*Extracted entries*.

-.-.-

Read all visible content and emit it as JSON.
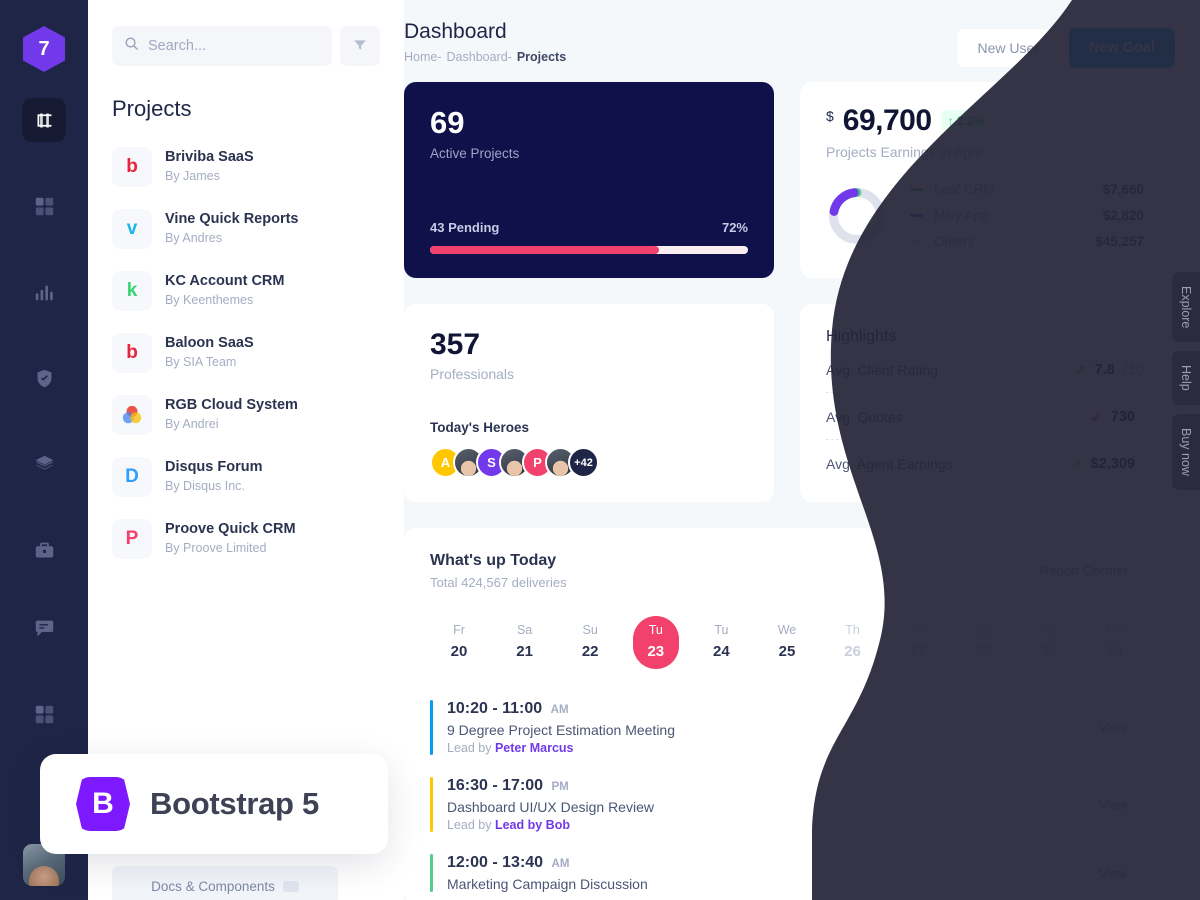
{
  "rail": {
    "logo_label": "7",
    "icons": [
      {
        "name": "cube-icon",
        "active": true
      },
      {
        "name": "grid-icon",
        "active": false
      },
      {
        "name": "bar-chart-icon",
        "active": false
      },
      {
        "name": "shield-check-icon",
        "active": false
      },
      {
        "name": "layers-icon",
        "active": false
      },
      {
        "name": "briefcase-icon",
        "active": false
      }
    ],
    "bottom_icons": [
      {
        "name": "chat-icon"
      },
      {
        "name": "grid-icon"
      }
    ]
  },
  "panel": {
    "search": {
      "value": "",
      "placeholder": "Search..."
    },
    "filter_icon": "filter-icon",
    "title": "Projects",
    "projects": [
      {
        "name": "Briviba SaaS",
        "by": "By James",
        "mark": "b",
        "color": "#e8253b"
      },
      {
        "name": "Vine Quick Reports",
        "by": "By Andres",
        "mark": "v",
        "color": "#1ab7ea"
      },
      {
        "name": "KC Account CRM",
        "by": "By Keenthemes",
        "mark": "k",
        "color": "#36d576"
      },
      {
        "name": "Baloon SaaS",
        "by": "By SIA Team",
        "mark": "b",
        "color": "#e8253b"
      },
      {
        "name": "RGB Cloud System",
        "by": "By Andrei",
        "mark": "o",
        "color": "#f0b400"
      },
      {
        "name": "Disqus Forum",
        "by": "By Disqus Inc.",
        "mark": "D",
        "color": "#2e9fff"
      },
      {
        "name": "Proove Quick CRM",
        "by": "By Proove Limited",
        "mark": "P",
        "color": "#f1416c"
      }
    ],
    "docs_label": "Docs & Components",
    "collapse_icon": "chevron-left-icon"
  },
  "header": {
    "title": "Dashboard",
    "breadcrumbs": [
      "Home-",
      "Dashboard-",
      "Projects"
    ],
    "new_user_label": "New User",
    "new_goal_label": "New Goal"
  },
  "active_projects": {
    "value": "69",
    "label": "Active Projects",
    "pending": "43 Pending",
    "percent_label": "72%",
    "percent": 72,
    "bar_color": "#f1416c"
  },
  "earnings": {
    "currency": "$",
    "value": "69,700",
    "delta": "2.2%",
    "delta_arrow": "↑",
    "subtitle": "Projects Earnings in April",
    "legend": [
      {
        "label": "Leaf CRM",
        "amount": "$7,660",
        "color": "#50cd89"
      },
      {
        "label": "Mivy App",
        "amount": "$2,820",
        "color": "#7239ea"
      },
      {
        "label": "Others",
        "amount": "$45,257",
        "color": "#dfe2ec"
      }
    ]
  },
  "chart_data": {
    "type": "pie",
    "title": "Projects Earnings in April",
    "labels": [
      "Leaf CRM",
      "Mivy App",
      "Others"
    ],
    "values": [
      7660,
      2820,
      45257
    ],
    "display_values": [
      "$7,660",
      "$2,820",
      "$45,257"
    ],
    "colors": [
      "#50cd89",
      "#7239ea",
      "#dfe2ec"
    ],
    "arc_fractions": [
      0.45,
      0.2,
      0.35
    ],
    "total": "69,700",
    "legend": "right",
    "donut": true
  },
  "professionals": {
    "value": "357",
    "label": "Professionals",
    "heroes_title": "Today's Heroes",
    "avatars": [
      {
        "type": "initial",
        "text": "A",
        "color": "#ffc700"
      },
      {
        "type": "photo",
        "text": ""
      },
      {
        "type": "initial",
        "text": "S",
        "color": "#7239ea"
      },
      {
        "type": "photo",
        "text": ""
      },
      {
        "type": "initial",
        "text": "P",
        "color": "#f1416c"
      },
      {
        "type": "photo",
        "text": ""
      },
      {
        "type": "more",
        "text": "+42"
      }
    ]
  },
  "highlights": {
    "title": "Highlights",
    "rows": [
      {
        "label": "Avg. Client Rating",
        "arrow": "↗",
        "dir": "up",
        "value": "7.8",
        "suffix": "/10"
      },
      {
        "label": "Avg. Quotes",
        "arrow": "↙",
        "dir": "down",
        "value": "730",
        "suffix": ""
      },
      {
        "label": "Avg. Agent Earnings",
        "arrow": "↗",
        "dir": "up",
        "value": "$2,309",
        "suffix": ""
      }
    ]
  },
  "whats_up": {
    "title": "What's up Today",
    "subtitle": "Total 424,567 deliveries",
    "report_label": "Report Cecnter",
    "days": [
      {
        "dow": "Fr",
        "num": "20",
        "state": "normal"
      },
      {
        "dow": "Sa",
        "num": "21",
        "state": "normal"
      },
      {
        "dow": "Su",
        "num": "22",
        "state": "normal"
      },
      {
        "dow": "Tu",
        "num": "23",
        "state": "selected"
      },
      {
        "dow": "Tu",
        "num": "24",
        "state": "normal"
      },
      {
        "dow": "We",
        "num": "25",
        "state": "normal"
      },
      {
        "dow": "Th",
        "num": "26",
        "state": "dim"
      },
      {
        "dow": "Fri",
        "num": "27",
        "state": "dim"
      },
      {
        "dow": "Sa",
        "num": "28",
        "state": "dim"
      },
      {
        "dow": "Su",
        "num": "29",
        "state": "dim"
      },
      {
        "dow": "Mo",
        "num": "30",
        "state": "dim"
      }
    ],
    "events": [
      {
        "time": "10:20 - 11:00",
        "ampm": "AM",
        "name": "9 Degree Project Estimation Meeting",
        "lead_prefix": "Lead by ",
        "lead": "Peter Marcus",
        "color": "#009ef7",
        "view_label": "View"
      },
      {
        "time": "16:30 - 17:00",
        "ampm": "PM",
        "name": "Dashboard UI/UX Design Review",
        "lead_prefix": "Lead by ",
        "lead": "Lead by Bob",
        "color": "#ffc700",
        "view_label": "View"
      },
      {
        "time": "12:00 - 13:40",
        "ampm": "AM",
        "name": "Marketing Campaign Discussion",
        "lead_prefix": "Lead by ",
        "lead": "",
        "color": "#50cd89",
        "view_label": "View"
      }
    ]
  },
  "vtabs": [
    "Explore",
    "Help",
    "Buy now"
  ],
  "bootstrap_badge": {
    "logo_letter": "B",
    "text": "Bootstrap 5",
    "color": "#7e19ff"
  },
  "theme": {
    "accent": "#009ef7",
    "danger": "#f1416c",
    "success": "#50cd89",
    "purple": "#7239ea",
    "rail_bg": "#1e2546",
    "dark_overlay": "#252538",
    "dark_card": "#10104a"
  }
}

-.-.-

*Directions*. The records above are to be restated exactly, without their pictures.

*Result*.
Read all visible content and emit it as JSON.
{
  "rail": {
    "logo_label": "7",
    "icons": [
      {
        "name": "cube-icon",
        "active": true
      },
      {
        "name": "grid-icon",
        "active": false
      },
      {
        "name": "bar-chart-icon",
        "active": false
      },
      {
        "name": "shield-check-icon",
        "active": false
      },
      {
        "name": "layers-icon",
        "active": false
      },
      {
        "name": "briefcase-icon",
        "active": false
      }
    ],
    "bottom_icons": [
      {
        "name": "chat-icon"
      },
      {
        "name": "grid-icon"
      }
    ]
  },
  "panel": {
    "search": {
      "value": "",
      "placeholder": "Search..."
    },
    "filter_icon": "filter-icon",
    "title": "Projects",
    "projects": [
      {
        "name": "Briviba SaaS",
        "by": "By James",
        "mark": "b",
        "color": "#e8253b"
      },
      {
        "name": "Vine Quick Reports",
        "by": "By Andres",
        "mark": "v",
        "color": "#1ab7ea"
      },
      {
        "name": "KC Account CRM",
        "by": "By Keenthemes",
        "mark": "k",
        "color": "#36d576"
      },
      {
        "name": "Baloon SaaS",
        "by": "By SIA Team",
        "mark": "b",
        "color": "#e8253b"
      },
      {
        "name": "RGB Cloud System",
        "by": "By Andrei",
        "mark": "o",
        "color": "#f0b400"
      },
      {
        "name": "Disqus Forum",
        "by": "By Disqus Inc.",
        "mark": "D",
        "color": "#2e9fff"
      },
      {
        "name": "Proove Quick CRM",
        "by": "By Proove Limited",
        "mark": "P",
        "color": "#f1416c"
      }
    ],
    "docs_label": "Docs & Components",
    "collapse_icon": "chevron-left-icon"
  },
  "header": {
    "title": "Dashboard",
    "breadcrumbs": [
      "Home-",
      "Dashboard-",
      "Projects"
    ],
    "new_user_label": "New User",
    "new_goal_label": "New Goal"
  },
  "active_projects": {
    "value": "69",
    "label": "Active Projects",
    "pending": "43 Pending",
    "percent_label": "72%",
    "percent": 72,
    "bar_color": "#f1416c"
  },
  "earnings": {
    "currency": "$",
    "value": "69,700",
    "delta": "2.2%",
    "delta_arrow": "↑",
    "subtitle": "Projects Earnings in April",
    "legend": [
      {
        "label": "Leaf CRM",
        "amount": "$7,660",
        "color": "#50cd89"
      },
      {
        "label": "Mivy App",
        "amount": "$2,820",
        "color": "#7239ea"
      },
      {
        "label": "Others",
        "amount": "$45,257",
        "color": "#dfe2ec"
      }
    ]
  },
  "chart_data": {
    "type": "pie",
    "title": "Projects Earnings in April",
    "labels": [
      "Leaf CRM",
      "Mivy App",
      "Others"
    ],
    "values": [
      7660,
      2820,
      45257
    ],
    "display_values": [
      "$7,660",
      "$2,820",
      "$45,257"
    ],
    "colors": [
      "#50cd89",
      "#7239ea",
      "#dfe2ec"
    ],
    "arc_fractions": [
      0.45,
      0.2,
      0.35
    ],
    "total": "69,700",
    "legend": "right",
    "donut": true
  },
  "professionals": {
    "value": "357",
    "label": "Professionals",
    "heroes_title": "Today's Heroes",
    "avatars": [
      {
        "type": "initial",
        "text": "A",
        "color": "#ffc700"
      },
      {
        "type": "photo",
        "text": ""
      },
      {
        "type": "initial",
        "text": "S",
        "color": "#7239ea"
      },
      {
        "type": "photo",
        "text": ""
      },
      {
        "type": "initial",
        "text": "P",
        "color": "#f1416c"
      },
      {
        "type": "photo",
        "text": ""
      },
      {
        "type": "more",
        "text": "+42"
      }
    ]
  },
  "highlights": {
    "title": "Highlights",
    "rows": [
      {
        "label": "Avg. Client Rating",
        "arrow": "↗",
        "dir": "up",
        "value": "7.8",
        "suffix": "/10"
      },
      {
        "label": "Avg. Quotes",
        "arrow": "↙",
        "dir": "down",
        "value": "730",
        "suffix": ""
      },
      {
        "label": "Avg. Agent Earnings",
        "arrow": "↗",
        "dir": "up",
        "value": "$2,309",
        "suffix": ""
      }
    ]
  },
  "whats_up": {
    "title": "What's up Today",
    "subtitle": "Total 424,567 deliveries",
    "report_label": "Report Cecnter",
    "days": [
      {
        "dow": "Fr",
        "num": "20",
        "state": "normal"
      },
      {
        "dow": "Sa",
        "num": "21",
        "state": "normal"
      },
      {
        "dow": "Su",
        "num": "22",
        "state": "normal"
      },
      {
        "dow": "Tu",
        "num": "23",
        "state": "selected"
      },
      {
        "dow": "Tu",
        "num": "24",
        "state": "normal"
      },
      {
        "dow": "We",
        "num": "25",
        "state": "normal"
      },
      {
        "dow": "Th",
        "num": "26",
        "state": "dim"
      },
      {
        "dow": "Fri",
        "num": "27",
        "state": "dim"
      },
      {
        "dow": "Sa",
        "num": "28",
        "state": "dim"
      },
      {
        "dow": "Su",
        "num": "29",
        "state": "dim"
      },
      {
        "dow": "Mo",
        "num": "30",
        "state": "dim"
      }
    ],
    "events": [
      {
        "time": "10:20 - 11:00",
        "ampm": "AM",
        "name": "9 Degree Project Estimation Meeting",
        "lead_prefix": "Lead by ",
        "lead": "Peter Marcus",
        "color": "#009ef7",
        "view_label": "View"
      },
      {
        "time": "16:30 - 17:00",
        "ampm": "PM",
        "name": "Dashboard UI/UX Design Review",
        "lead_prefix": "Lead by ",
        "lead": "Lead by Bob",
        "color": "#ffc700",
        "view_label": "View"
      },
      {
        "time": "12:00 - 13:40",
        "ampm": "AM",
        "name": "Marketing Campaign Discussion",
        "lead_prefix": "Lead by ",
        "lead": "",
        "color": "#50cd89",
        "view_label": "View"
      }
    ]
  },
  "vtabs": [
    "Explore",
    "Help",
    "Buy now"
  ],
  "bootstrap_badge": {
    "logo_letter": "B",
    "text": "Bootstrap 5",
    "color": "#7e19ff"
  },
  "theme": {
    "accent": "#009ef7",
    "danger": "#f1416c",
    "success": "#50cd89",
    "purple": "#7239ea",
    "rail_bg": "#1e2546",
    "dark_overlay": "#252538",
    "dark_card": "#10104a"
  }
}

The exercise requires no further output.